(Website and app data records)
---------------

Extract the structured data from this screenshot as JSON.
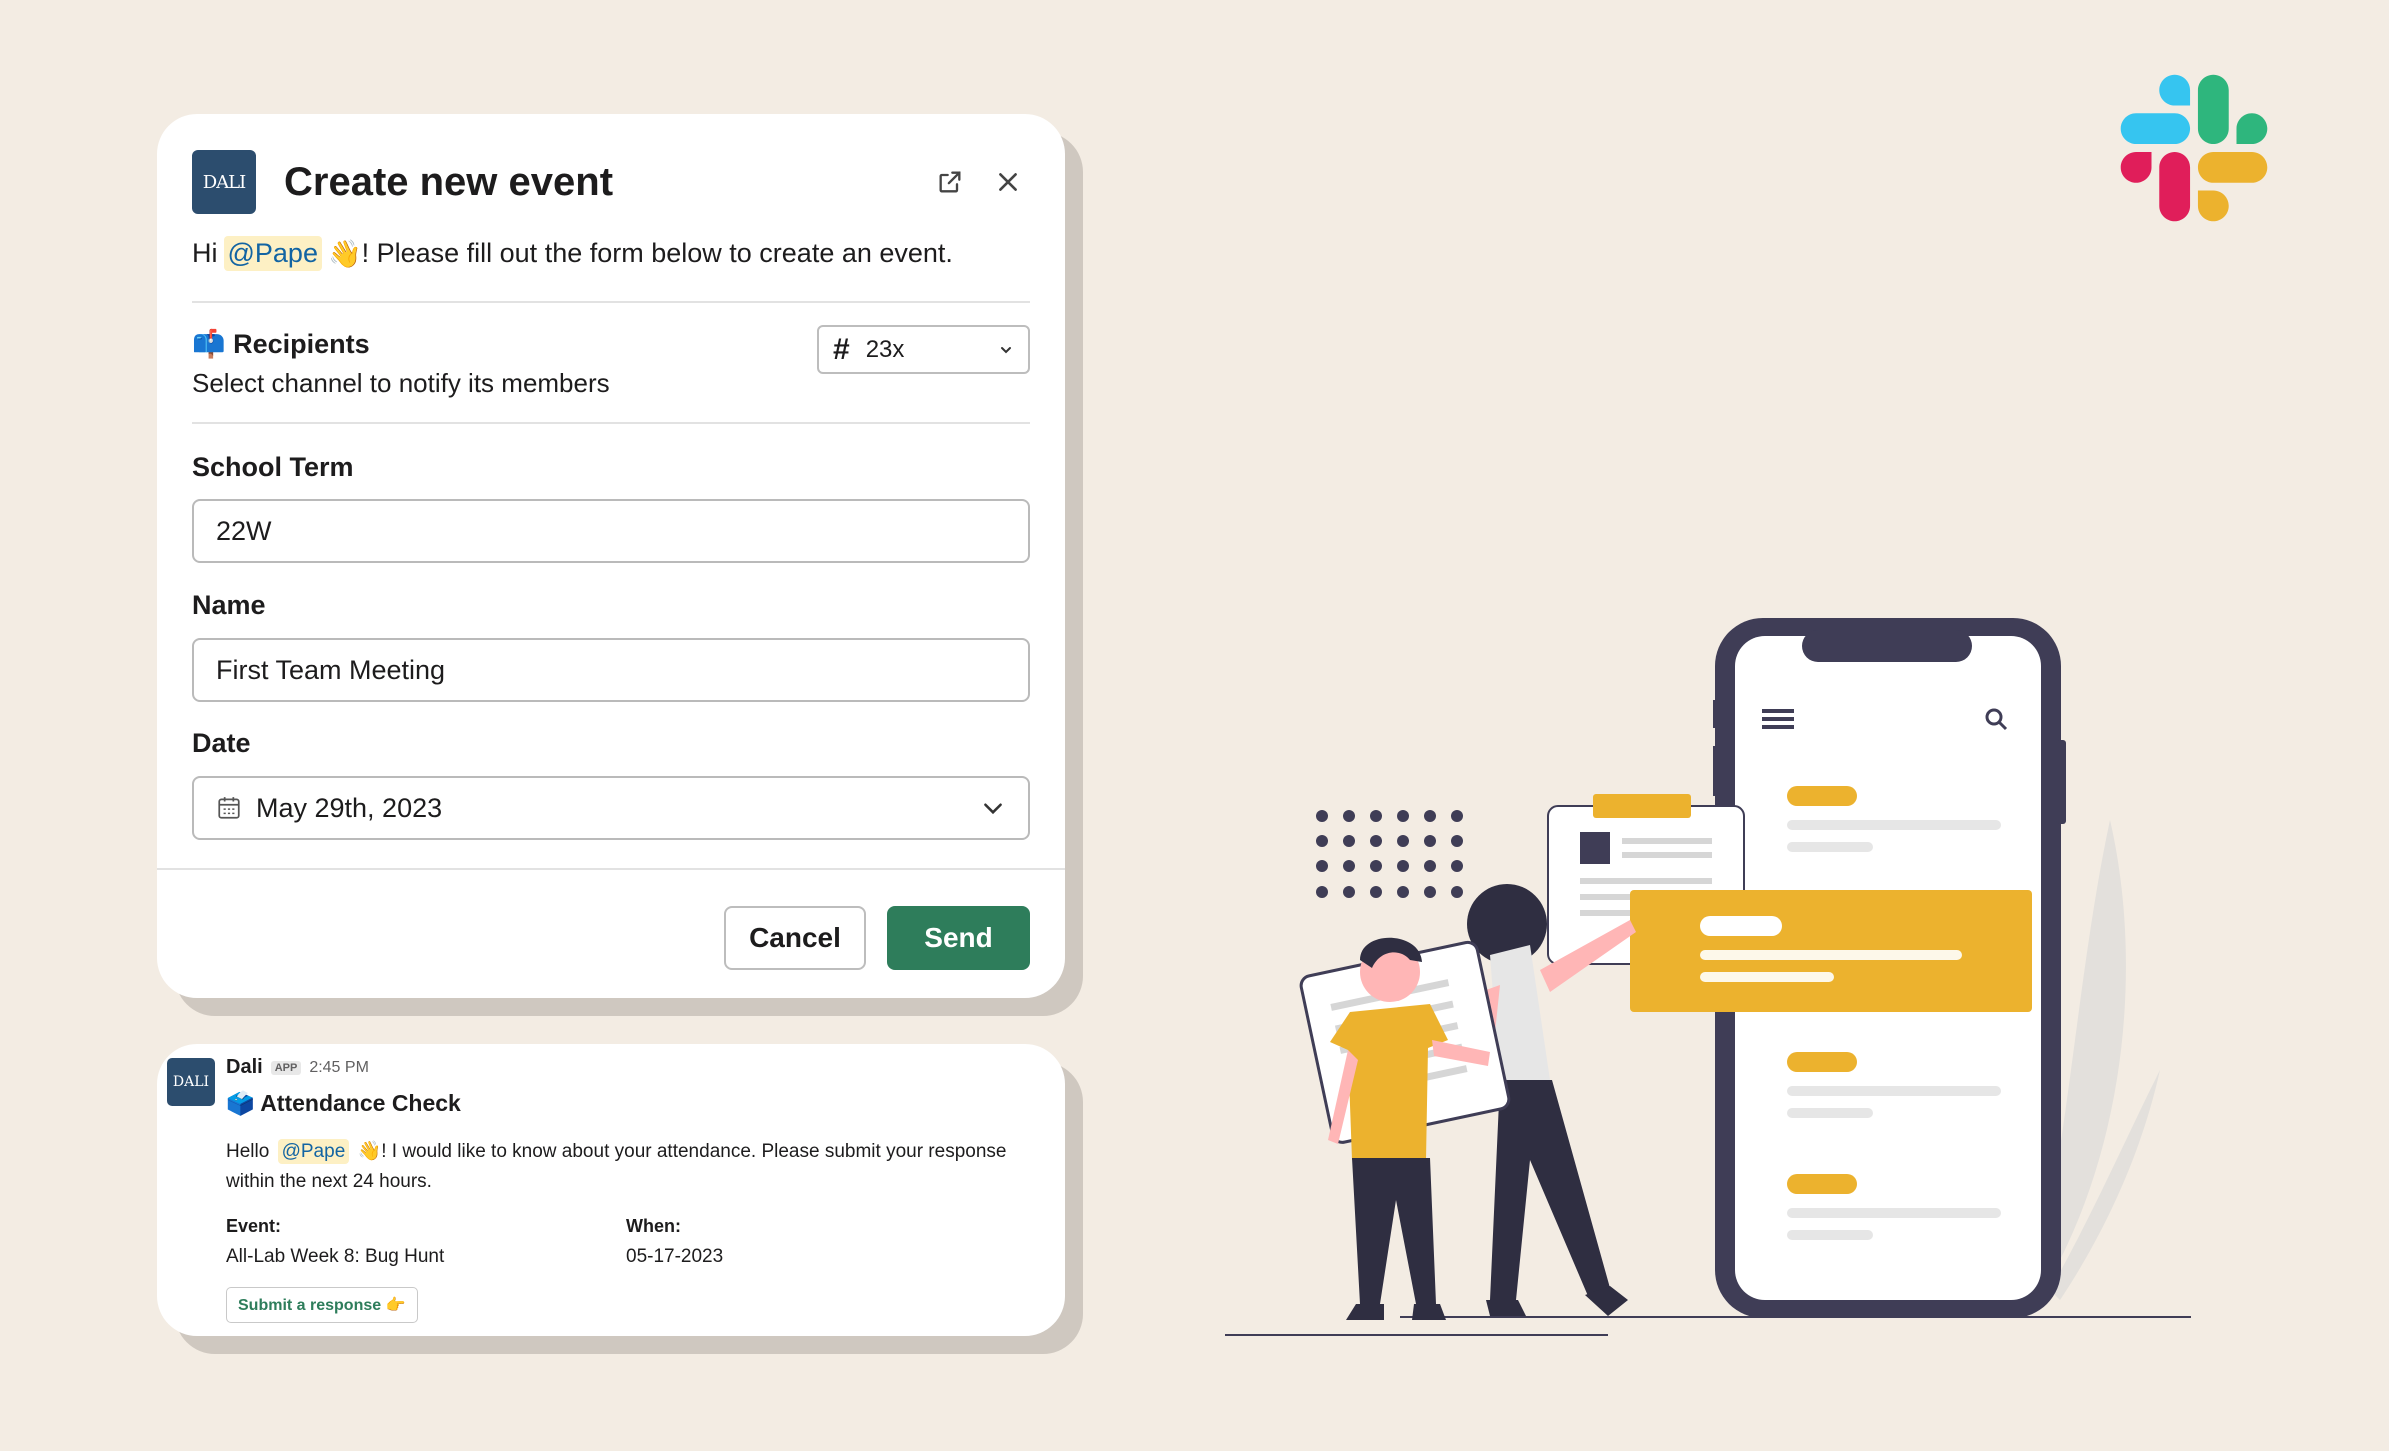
{
  "modal": {
    "logo_text": "DALI",
    "title": "Create new event",
    "greeting_prefix": "Hi",
    "mention": "@Pape",
    "wave_emoji": "👋",
    "greeting_suffix": "! Please fill out the form below to create an event.",
    "recipients": {
      "emoji": "📫",
      "title": "Recipients",
      "subtitle": "Select channel to notify its members",
      "channel_hash": "#",
      "channel_value": "23x"
    },
    "school_term": {
      "label": "School Term",
      "value": "22W"
    },
    "name": {
      "label": "Name",
      "value": "First Team Meeting"
    },
    "date": {
      "label": "Date",
      "value": "May 29th, 2023"
    },
    "cancel_label": "Cancel",
    "send_label": "Send"
  },
  "message": {
    "logo_text": "DALI",
    "sender": "Dali",
    "app_badge": "APP",
    "time": "2:45 PM",
    "title_emoji": "🗳️",
    "title": "Attendance Check",
    "body_prefix": "Hello",
    "mention": "@Pape",
    "wave_emoji": "👋",
    "body_suffix": "! I would like to know about your attendance. Please submit your response within the next 24 hours.",
    "event_label": "Event:",
    "event_value": "All-Lab Week 8: Bug Hunt",
    "when_label": "When:",
    "when_value": "05-17-2023",
    "submit_label": "Submit a response 👉"
  },
  "colors": {
    "background": "#f3ece3",
    "send_button": "#2e7d5b",
    "dali_logo": "#2c4d6e",
    "mention_bg": "#fdf0c4",
    "illustration_accent": "#ecb22e",
    "illustration_dark": "#3f3d56"
  },
  "icons": {
    "popout": "external-link-icon",
    "close": "close-icon",
    "dropdown": "chevron-down-icon",
    "calendar": "calendar-icon",
    "menu": "hamburger-menu-icon",
    "search": "search-icon",
    "brand": "slack-logo"
  }
}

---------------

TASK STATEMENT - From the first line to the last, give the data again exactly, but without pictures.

PROBLEM SOLUTION -
Extract the structured data from this screenshot as JSON.
{
  "modal": {
    "logo_text": "DALI",
    "title": "Create new event",
    "greeting_prefix": "Hi",
    "mention": "@Pape",
    "wave_emoji": "👋",
    "greeting_suffix": "! Please fill out the form below to create an event.",
    "recipients": {
      "emoji": "📫",
      "title": "Recipients",
      "subtitle": "Select channel to notify its members",
      "channel_hash": "#",
      "channel_value": "23x"
    },
    "school_term": {
      "label": "School Term",
      "value": "22W"
    },
    "name": {
      "label": "Name",
      "value": "First Team Meeting"
    },
    "date": {
      "label": "Date",
      "value": "May 29th, 2023"
    },
    "cancel_label": "Cancel",
    "send_label": "Send"
  },
  "message": {
    "logo_text": "DALI",
    "sender": "Dali",
    "app_badge": "APP",
    "time": "2:45 PM",
    "title_emoji": "🗳️",
    "title": "Attendance Check",
    "body_prefix": "Hello",
    "mention": "@Pape",
    "wave_emoji": "👋",
    "body_suffix": "! I would like to know about your attendance. Please submit your response within the next 24 hours.",
    "event_label": "Event:",
    "event_value": "All-Lab Week 8: Bug Hunt",
    "when_label": "When:",
    "when_value": "05-17-2023",
    "submit_label": "Submit a response 👉"
  },
  "colors": {
    "background": "#f3ece3",
    "send_button": "#2e7d5b",
    "dali_logo": "#2c4d6e",
    "mention_bg": "#fdf0c4",
    "illustration_accent": "#ecb22e",
    "illustration_dark": "#3f3d56"
  },
  "icons": {
    "popout": "external-link-icon",
    "close": "close-icon",
    "dropdown": "chevron-down-icon",
    "calendar": "calendar-icon",
    "menu": "hamburger-menu-icon",
    "search": "search-icon",
    "brand": "slack-logo"
  }
}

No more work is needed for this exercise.